I think this phrase is predominantly restricted to Australia, but with some use found in New Zealand. I've never heard it in British or American English, and wouldn't have understood it without suitable context.
The earliest example I found in Usenet is from 1994 in rec.motorcycles.dirt by someone in Melbourne, Australia:
The conrod, piston, bearings etc etc I ordered finally arrived in the
hotel a couple of days after I checked out. The hotel let it sit there for
another few days before they let me know. I cracked the shits over the
phone and the hotel fell for it. They've paid for express delivery to Aus.
He he he he he....
I was nearly in *DEEP* shit when I got home. Dumb me left that photo in my
suit case. Wife wanted to know whose tits they were.
I found nothing earlier in Google Books or newspaper searches.
My guess is the phrase is a combination of crack meaning to "open up" and the shit meaning "trouble". For example, from AllDownUnder.com's list of Australian slang phrases:
Crack a tinnie
Meaning: open a can of cold beer
Example: Come over to my place and we'll crack a tinnie.
And if someone is "in the shit", they're in (serious) trouble, as shown in the Usenet quote above and defined in this dictionary of Australian slang:
In the shit - in serious trouble.
And in A Concise Dictionary of Slang and Unconventional English (Eric Partridge/Paul Beale):
12. In in the shit, in trouble: low coll.: since mid-C.19. Often land (another) in the shit, or fall in the shit (oneself): since ca. 1879. Cf. the envious (e.g. he) could fall in the shit and come out smelling of violets (roses, etc.) 13. Hence, among soldiers in WW1, in the shit = in the mud and filth in mud and danger; in great and constant danger. [P.B.: E.P. was one of those soldiers, and no doubt wrote this entry with feeling.]

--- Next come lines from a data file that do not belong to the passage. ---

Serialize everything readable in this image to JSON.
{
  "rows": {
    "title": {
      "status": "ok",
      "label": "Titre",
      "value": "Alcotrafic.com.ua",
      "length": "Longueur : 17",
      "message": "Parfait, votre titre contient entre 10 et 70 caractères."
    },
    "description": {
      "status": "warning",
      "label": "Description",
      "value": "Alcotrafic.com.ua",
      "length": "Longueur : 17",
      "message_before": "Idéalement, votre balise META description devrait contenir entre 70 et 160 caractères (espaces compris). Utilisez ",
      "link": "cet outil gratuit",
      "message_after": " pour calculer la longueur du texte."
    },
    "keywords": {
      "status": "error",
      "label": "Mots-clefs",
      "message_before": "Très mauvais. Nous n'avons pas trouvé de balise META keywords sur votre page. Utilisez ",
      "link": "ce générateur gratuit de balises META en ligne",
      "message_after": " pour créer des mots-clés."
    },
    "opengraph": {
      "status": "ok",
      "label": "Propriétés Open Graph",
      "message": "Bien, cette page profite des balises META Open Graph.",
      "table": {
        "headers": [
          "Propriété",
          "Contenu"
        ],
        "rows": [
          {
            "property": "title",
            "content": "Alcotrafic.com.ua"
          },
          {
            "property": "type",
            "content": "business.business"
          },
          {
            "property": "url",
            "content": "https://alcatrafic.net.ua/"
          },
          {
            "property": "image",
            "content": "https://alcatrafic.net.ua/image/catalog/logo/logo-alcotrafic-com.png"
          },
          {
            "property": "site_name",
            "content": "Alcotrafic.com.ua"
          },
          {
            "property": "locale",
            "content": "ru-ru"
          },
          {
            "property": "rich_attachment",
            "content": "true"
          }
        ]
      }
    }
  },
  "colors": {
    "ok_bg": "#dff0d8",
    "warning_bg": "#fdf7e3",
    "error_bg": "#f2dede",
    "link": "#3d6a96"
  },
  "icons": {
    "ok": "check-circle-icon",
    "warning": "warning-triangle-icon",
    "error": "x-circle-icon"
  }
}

So crack the shits could be derived from losing one's temper and putting other people in deep trouble.